But it is not only the IMF that uses terms like “macroeconomic stability” and “structural reforms”. The UAE and other Gulf investors use them too; everyone wants to get the gain from what they put in. The steps Erdoğan will take determine the way this will happen: whether through direct investment, acquisitions or the less risky “parking” or “swapping” of money with the Central Bank.
And the November threshold
However, Erdoğan is in a race against time in two respects.
First, he has to find foreign funding by November. There are debt repayments in November – mostly by the private sector. There are also concerns that the impact of summer tourism and agricultural revenues and the impact of salary increases on the cost of living will be lost.
The second is the local elections to be held on March 31, 2024. Erdoğan plans to write the bitter prescription by himself instead of the IMF, to get through November by finding external funding, and to open the purse again for the elections in early 2024. Of course, he will be opening the state’s purse for his political interests, but perhaps he is saying that he will think about that after he wins the elections.
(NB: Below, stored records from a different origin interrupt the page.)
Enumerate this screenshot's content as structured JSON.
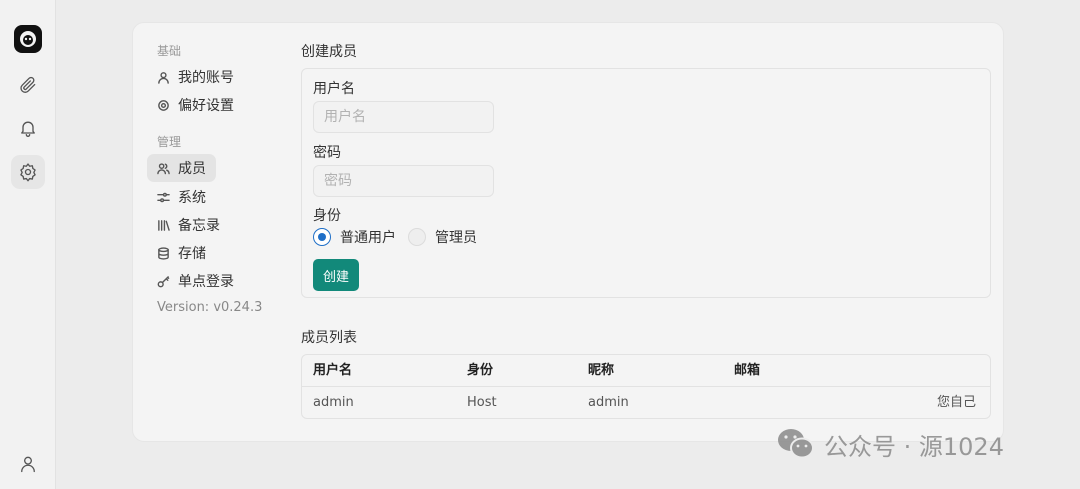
{
  "rail": {
    "items": [
      "logo-icon",
      "paperclip-icon",
      "bell-icon",
      "gear-icon",
      "user-icon"
    ],
    "active": "gear-icon"
  },
  "nav": {
    "section_basic": "基础",
    "my_account": "我的账号",
    "preferences": "偏好设置",
    "section_admin": "管理",
    "members": "成员",
    "system": "系统",
    "memo": "备忘录",
    "storage": "存储",
    "sso": "单点登录",
    "version": "Version: v0.24.3"
  },
  "create": {
    "title": "创建成员",
    "username_label": "用户名",
    "username_placeholder": "用户名",
    "username_value": "",
    "password_label": "密码",
    "password_placeholder": "密码",
    "password_value": "",
    "role_label": "身份",
    "role_options": [
      "普通用户",
      "管理员"
    ],
    "role_selected": "普通用户",
    "submit": "创建"
  },
  "members": {
    "title": "成员列表",
    "columns": [
      "用户名",
      "身份",
      "昵称",
      "邮箱"
    ],
    "rows": [
      {
        "username": "admin",
        "role": "Host",
        "nickname": "admin",
        "email": "",
        "action": "您自己"
      }
    ]
  },
  "colors": {
    "accent": "#12897a",
    "radio": "#1f6fc7"
  },
  "watermark": {
    "text": "公众号 · 源1024"
  }
}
And then there is this. Erdoğan and his cabinet attributed the hikes to “the solidarity of the century after the earthquake of the century” (in the words of Vice President Cevdet Yılmaz) to heal the wounds of the devastating February Kahramanmaraş earthquakes. I have no objection to solidarity, but when you do solidarity through consumption taxes, are you not taking from the rich and the poor equally? The Treasury and Finance Ministry’s statement also includes the justification that “they have not raised taxes since 2016”, which is also difficult to understand; it is as if there is an obligation to raise taxes all the time.
We will have to wait and see.
But these hikes really hurt. They really do.